Marcus Foligno, probably more than anyone else on the Sabres, learned that Ted Nolan uses ice time as a reward and punishment. During the final week alone, Foligno bounced from the first line to the fourth to the second and back to the first.
The coach had his reasons.
“We expect big things from Marcus, so the expectations are going to be a little higher,” Nolan said. “We’ve got to push him.”
While the yo-yo treatment could be considered a valuable lesson on its own, Nolan and former assistant coach Joe Sacco supplemented it with lengthy chats. Buffalo hopes Foligno takes advantage of the teachings to become a consistent contributor next season.
“They’ve taught me a lot about what it takes to play in this league,” Foligno said. “They’ve been getting some messages across once in a while. If you’re ready to play every night, you’re going to get ice time. If you’re not, the ice time is going to slowly dwindle.
“I know this summer is a big summer for me. You have to be ready for training camp. I think that’s all they want from us. The standards are going to be higher, and they expect more right from the get-go next year.”
Foligno warranted extra attention because he has uncommon attributes. He’s a 6-foot-3, 223-pound forward who can play center or wing. He has the size to be physical and has shown a scoring touch.
The trick is becoming a player who can stick in the top six rather than bounce from line to line. Foligno had six scoring droughts of seven games or more, including a pair of 11-game skids without a point. Though he was second on the team with 206 hits, there were too many games he’d float by without rattling the glass.
“We had a nice talk about it,” Nolan said. “It’s not so much just running around and hitting people. It’s a consistent play we need from all players, especially the ones we’re looking forward to going forward with. Marcus is going to be a big part of this team.”
The 22-year-old desperately wants that. He was born in Buffalo when his father, Mike, played for the Sabres, so he knows what the town can be like when the team is winning.
“I want to be a part of that, and a lot of people do,” Foligno said. “Like Tim Murray said, the guys who want to be here and who care are going to be here. That’s what it comes down to.

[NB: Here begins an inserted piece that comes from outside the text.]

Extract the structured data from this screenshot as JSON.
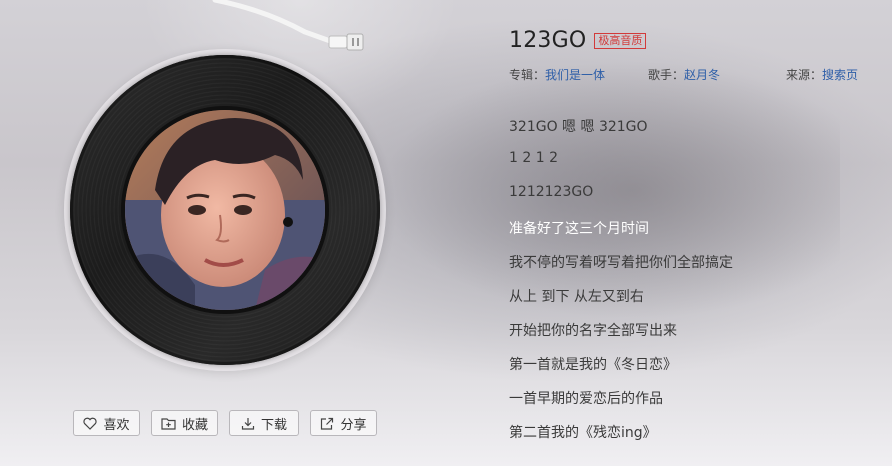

“As a player that wants to be part of the future, it’s definitely getting back up to my ‘A’ game and being an elite player for this team.”
Foligno had seven goals and 19 points in 74 games, bringing his career totals to 18 goals and 50 points in 135 games. He’s learning that points won’t come every night, but the effort has to always be there.
“You’re not always going to have perfect games, but you’ve got to do something you’re consistently good at,” Foligno said. “That’s one thing I’m learning – to be a good hockey player – and once I figure that out, it’s going to help my career and help my game.
“You want to be contributing. You want to be a force out there.”
Foligno finished the season with an injured shoulder and is weighing whether to have surgery. Either way, he hopes to come back stronger.
“He’s a great kid,” Nolan said. “He has all the attributes, and we’ve just got to nurture it and grow it. We’ve just got to keep pushing forward, and once he gets there, he’s going to be a great player.”